After entering a plea of no contest and agreeing to the consent order on May 31, Hunterdon will pay the ABC fine in four installments of $500,000 . The first payment is due June 15, with subsequent due dates of September 15, 2017; September 15, 2018; and August 15, 2019. However, the final $500,000 payment will be reduced to $250,000 if the company avoids “substantial violations similar in nature to those in this matter.”
Hunterdon has also waived its “right to any hearing or appeal whatsoever in connection with these charges.”
In addition to the fine, Hunterdon will participate in annual instructional compliance seminars with a law firm, and the company will hire an independent certified public accounting firm, which the ABC will approve, to audit the company’s business records, including “invoices, billing, credit, draught beer tap installation, marketing and promotional practices, etc.” The CPA will report the findings directly to the ABC Enforcement Bureau.
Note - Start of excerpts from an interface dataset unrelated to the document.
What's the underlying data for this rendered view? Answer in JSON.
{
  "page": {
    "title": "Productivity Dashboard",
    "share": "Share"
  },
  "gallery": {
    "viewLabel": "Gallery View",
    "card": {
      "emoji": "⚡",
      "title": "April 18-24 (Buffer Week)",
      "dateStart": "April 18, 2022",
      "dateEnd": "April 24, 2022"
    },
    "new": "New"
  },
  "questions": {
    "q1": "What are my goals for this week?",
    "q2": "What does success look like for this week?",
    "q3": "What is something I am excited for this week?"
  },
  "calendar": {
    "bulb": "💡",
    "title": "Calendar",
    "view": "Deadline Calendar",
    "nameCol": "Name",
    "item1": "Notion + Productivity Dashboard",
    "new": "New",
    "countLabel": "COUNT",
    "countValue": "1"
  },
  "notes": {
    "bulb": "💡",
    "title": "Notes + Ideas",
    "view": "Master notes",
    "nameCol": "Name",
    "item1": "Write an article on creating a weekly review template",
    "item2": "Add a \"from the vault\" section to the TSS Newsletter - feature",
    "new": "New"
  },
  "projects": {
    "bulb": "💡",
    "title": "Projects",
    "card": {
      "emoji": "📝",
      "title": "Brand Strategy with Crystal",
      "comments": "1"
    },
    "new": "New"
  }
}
“Hunterdon has taken steps to educate its employees on the laws and regulations of New Jersey and has established improved record keeping practices to ensure compliance,” the company said in a statement released through Thomas B. Schreibel, who previously worked for Sheehan Family Companies as the vice president of government relations and now serves as a partner with Michael Best Strategies.
“Hunterdon fully cooperated with the Division during its investigation,” he added.
In a conversation with Brewbound, Schreibel referred to the issues with invoicing as a “paperwork snafu.”
“This is just a paperwork and accounting problem,” he said. “And we’ve gone in and corrected it.”
Nevertheless, the New Jersey case is another example of the Sheehan Family Co., which operates 19 different wholesale operations in 13 states, running afoul of a state alcoholic beverage regulatory body.
In early 2016, the Massachusetts Alcoholic Beverages Control Commission (ABCC) levied the largest fine in state history — $2.6 million — against Sheehan subsidiary Craft Beer Guild of Massachusetts, for violating state laws that prohibit unfair trade practices and illegal pay-to-play activities in an attempt to curry favor with retailers.
In that case, the ABCC ruled that Craft Beer Guild “engaged in a pervasive illegal enterprise involving numerous retailers and corporations that spanned at least five years,” and went to “great lengths to hide its knowingly unlawful conduct.”
In a hearing, Craft Beer Guild admitted to paying bars upwards of $2,000 per tap handle, and in some cases as much as $20,000 annually for the promise of committed lines.
Craft Beer Guild, which is responsible for distributing upwards of 200 craft brands from across the U.S. throughout Massachusetts, is requesting a stay and for the court to set aside the ABCC decision. In the filing, Craft Beer Guild is asking the court to determine that “the penalty, including the fine, was unlawful and require it to be reduced, refunded or, alternatively, recalculated and reduced.”
Schiebel told Brewbound that an appeal is still pending, and Craft Beer Guild is in a “holding pattern” after submitting documents to the state’s attorney general.